Even after several consecutive days of significant snowfall and strong winds, and triggering a slab avalanche earlier on the day of the accident, the climbing party did not realize there was an avalanche hazard. After the accident, Jenkins stated that when he and Benson disagreed about the final route to the summit, Jenkins’ reasoning to use the ridge was based upon time they might spend in a belay stance rather than less avalanche hazard. The climbers simply did not think there was an avalanche hazard. Other observations:
Jenkins had removed his pack and disconnected the straps from his arms to his ice ax. He was able to “swim” during the slide. This may have had a significant effect upon Jenkins’ final position in the snow. In contrast, Benson was wearing his pack, including waist belt, and had an ice tool attached to both wrists. Benson’s final “spread-eagle” resting position indicates the extra drag of the tools and pack may have been instrumental in determining his final position.
Both climbers had received basic avalanche awareness training through Anchorage Community College. (See Pioneer Peak accident, March 16, 1987).
Jenkins had received basic first-aid training with the military many years before. He never had advanced medical or CPR training. He indicated he never gave thought to CPR. Even though it was probably too late, an effort to initiate full CPR would have probably been appropriate. The few chest compressions were not given in conjunction with supplemental breaths.

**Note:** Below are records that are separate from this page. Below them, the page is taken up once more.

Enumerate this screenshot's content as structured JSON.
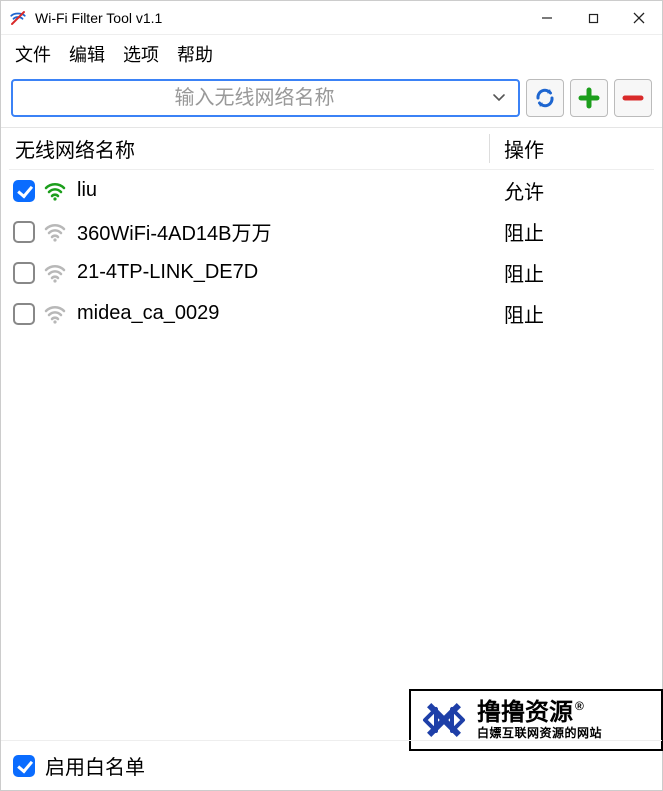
{
  "window": {
    "title": "Wi-Fi Filter Tool v1.1"
  },
  "menu": {
    "file": "文件",
    "edit": "编辑",
    "options": "选项",
    "help": "帮助"
  },
  "toolbar": {
    "placeholder": "输入无线网络名称"
  },
  "columns": {
    "name": "无线网络名称",
    "action": "操作"
  },
  "networks": [
    {
      "checked": true,
      "name": "liu",
      "status": "允许",
      "active": true
    },
    {
      "checked": false,
      "name": "360WiFi-4AD14B万万",
      "status": "阻止",
      "active": false
    },
    {
      "checked": false,
      "name": "21-4TP-LINK_DE7D",
      "status": "阻止",
      "active": false
    },
    {
      "checked": false,
      "name": "midea_ca_0029",
      "status": "阻止",
      "active": false
    }
  ],
  "footer": {
    "whitelist_checked": true,
    "whitelist_label": "启用白名单"
  },
  "watermark": {
    "line1": "撸撸资源",
    "reg": "®",
    "line2": "白嫖互联网资源的网站"
  }
}
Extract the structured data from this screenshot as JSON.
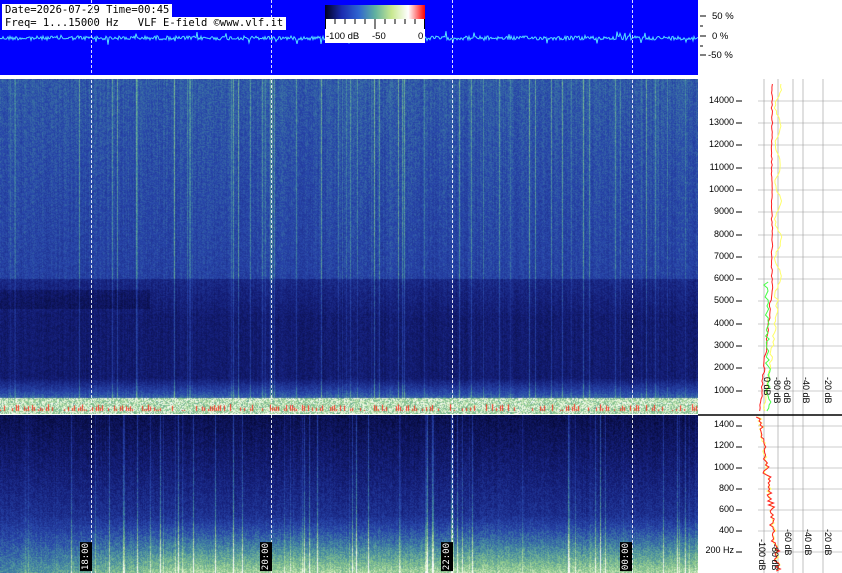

Benson had been described as a very strong-willed individual who would be very difficult to turn from a specific direction once he had made a decision. Jenkins was an opposite personality who did not like to argue. Benson’s fateful decision to take the direct route up the slope rather than continue the additional 100 meters to the summit ridge sealed his fate. (Source: Bob Seibert, Mountaineering Ranger, Denali National Park)